Amazon.com (NASDAQ:AMZN) founder and CEO Jeff Bezos knows a great deal about rockets. The CEO's first tweet was not to trumpet the success of his online-shopping operations, but rather of his relatively obscure Blue Origin private spaceflight firm, tweeting a short film of a rocket landing. Later, Bezos "offered" a seat on one of those rockets to leading Republican presidential candidate Donald Trump, after The Donald criticized Bezos for his ownership of The Washington Post.
The rocket analogy is apt for Bezos, as this is a man who has seen his net worth explode to an estimated nearly $35 billion as of this writing, with the vast majority of that wealth held in shares of Amazon, as shares of the company are on a rocket-like path this year. Year to date, shares of the company have increased more than 100% as the company has swung to two consecutive quarters of reporting net income after years of losses.

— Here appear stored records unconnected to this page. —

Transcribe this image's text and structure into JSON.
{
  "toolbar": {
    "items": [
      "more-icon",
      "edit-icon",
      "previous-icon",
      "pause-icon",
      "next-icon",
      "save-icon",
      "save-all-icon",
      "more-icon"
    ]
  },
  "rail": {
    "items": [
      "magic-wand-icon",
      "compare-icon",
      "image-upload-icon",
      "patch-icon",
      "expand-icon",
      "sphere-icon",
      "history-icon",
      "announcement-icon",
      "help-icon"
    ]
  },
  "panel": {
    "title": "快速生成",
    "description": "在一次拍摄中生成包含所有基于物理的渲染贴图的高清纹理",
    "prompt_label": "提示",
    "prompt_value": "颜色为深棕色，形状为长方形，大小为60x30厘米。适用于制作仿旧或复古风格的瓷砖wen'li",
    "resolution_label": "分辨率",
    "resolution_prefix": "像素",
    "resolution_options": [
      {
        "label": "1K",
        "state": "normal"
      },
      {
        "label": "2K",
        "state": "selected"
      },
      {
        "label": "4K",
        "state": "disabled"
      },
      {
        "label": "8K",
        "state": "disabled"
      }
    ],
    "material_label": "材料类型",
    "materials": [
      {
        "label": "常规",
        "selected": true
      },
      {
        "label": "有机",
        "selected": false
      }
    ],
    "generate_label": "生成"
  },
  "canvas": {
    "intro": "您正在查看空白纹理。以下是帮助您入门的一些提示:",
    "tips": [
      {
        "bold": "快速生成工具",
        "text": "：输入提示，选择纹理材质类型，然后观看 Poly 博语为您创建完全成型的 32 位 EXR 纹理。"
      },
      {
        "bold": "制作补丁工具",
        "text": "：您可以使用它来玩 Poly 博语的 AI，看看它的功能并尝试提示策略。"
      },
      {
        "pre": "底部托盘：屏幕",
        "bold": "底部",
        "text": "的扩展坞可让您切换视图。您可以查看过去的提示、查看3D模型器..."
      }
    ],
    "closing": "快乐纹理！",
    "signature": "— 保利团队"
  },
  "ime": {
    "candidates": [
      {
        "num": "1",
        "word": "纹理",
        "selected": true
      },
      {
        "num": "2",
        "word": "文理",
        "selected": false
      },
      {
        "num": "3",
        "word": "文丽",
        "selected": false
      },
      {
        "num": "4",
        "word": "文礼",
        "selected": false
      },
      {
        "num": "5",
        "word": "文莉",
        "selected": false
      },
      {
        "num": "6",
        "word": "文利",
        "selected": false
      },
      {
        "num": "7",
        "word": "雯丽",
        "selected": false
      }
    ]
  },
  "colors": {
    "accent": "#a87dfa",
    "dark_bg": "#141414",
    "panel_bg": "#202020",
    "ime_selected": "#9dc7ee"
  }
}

According to analyst firm Pacific Crest, Amazon's tremendous run isn't over. The analyst firm recently opened coverage of the company with a 12-month price tag of $800 -- an increase of 20% from current prices.
Amazon's retail business is increasing
In Pacific Crest's note, the analysts mention e-commerce expansion as one of the bigger drivers, with online shopping expected to grow from 7% of total sales to 30% in the next five years. This change in buying behavior benefits Amazon; e-commerce analytics firm Slice Intelligence estimated Amazon took a massive 36% of all online shopping spend on Black Friday.
Interestingly enough, Best Buy (NYSE:BBY), a firm once considered most threatened by Amazon and the "showrooming" effect, finished second with 8% of online spend on Black Friday, according to Slice Intelligence. Improving its online operations was a wise and prudent business move for Best Buy, as Slice estimated online Black Friday sales rose 7%, which presumably will be higher than Black Friday's total increase in sales, which would lend credence to Pac Crests' view that foot-traffic commerce will shift to e-commerce moving forward.
Is Pac Crest underappreciating another large driver?
It's easy to classify Amazon as a retailer. That's the most-visible consumer-facing portion of the business, and contributed over 90% of the company's top line in the third fiscal quarter. For investors, who are more concerned about the company's bottom line, the company's Amazon Web Services is a large reason for the sudden profitability and overperformance, as the division contributed nearly 52% to segment operating income as it has a much-higher profit profile. When it comes to profitability, Amazon isn't a retailer as much as it is a cloud-hosting business.
Not only that, it seems this business is on a solid growth path. In October, a company representative disclosed the service is on pace for a run rate of $7.3 billion this year, up 81% from last year's revenue haul. If Amazon is able to continue a growth rate similar to the one it's currently experiencing with the same profit profile, and maintains similar valuation metrics, it's possible Pacific Crest's estimate of $800 per share actually undervalues the company.